== What is being asked ==
Look through the data below. Collect every line where the word "search" occurs.
=== Begin Enclosure ===
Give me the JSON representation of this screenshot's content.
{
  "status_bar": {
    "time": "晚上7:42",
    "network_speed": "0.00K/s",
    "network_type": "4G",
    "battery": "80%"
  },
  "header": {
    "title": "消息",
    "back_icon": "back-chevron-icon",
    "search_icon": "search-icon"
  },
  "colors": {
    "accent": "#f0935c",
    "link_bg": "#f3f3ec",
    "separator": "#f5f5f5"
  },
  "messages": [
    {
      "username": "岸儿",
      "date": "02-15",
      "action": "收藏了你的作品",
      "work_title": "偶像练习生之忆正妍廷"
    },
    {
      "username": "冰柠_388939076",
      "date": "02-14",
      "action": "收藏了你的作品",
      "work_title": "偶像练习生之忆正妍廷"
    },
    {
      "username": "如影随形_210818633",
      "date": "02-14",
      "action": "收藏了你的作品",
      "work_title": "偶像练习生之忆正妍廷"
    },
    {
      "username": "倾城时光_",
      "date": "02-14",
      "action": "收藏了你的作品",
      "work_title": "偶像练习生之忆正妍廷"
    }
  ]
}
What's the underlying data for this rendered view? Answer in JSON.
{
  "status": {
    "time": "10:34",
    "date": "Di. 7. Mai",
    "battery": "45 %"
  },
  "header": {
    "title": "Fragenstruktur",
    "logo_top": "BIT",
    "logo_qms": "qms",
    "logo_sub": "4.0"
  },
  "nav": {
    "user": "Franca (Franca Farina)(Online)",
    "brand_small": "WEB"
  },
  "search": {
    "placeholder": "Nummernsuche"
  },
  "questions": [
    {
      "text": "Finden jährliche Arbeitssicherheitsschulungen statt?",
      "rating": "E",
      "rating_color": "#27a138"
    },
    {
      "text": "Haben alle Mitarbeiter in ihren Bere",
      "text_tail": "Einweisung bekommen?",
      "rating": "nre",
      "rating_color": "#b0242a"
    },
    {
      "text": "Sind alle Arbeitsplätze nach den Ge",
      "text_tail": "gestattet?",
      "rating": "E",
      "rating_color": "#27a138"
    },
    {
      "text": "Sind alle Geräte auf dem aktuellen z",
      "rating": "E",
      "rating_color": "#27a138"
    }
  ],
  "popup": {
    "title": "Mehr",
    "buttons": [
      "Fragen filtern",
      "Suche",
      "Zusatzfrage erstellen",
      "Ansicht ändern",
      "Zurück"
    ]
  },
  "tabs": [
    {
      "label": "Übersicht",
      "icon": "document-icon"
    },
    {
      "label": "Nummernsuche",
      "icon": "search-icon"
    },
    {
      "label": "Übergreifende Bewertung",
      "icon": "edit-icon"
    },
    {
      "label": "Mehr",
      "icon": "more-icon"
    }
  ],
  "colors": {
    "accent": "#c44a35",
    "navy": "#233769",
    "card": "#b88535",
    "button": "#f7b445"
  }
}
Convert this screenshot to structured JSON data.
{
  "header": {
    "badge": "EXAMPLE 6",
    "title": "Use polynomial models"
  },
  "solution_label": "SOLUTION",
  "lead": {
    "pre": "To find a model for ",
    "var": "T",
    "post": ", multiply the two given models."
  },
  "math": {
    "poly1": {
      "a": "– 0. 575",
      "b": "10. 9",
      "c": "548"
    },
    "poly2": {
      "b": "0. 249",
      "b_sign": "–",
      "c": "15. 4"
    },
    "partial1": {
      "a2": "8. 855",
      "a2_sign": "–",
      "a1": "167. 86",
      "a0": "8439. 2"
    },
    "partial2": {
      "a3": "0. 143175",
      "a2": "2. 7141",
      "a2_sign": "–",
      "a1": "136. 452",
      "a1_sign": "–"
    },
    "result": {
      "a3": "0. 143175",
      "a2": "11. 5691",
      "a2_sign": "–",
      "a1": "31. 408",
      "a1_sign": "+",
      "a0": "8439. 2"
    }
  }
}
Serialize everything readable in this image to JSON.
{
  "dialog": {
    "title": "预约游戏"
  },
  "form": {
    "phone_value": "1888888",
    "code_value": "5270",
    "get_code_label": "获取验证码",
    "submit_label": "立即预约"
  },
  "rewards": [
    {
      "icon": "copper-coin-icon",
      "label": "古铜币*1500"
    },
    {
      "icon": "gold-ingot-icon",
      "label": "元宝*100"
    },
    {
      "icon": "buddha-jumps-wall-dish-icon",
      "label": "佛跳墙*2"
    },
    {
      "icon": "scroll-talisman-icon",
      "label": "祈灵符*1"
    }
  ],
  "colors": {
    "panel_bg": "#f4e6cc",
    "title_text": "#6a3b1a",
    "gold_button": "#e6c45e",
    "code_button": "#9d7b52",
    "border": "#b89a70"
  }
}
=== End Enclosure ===
== Result ==
    "search_icon": "search-icon"
  "search": {
      "icon": "search-icon"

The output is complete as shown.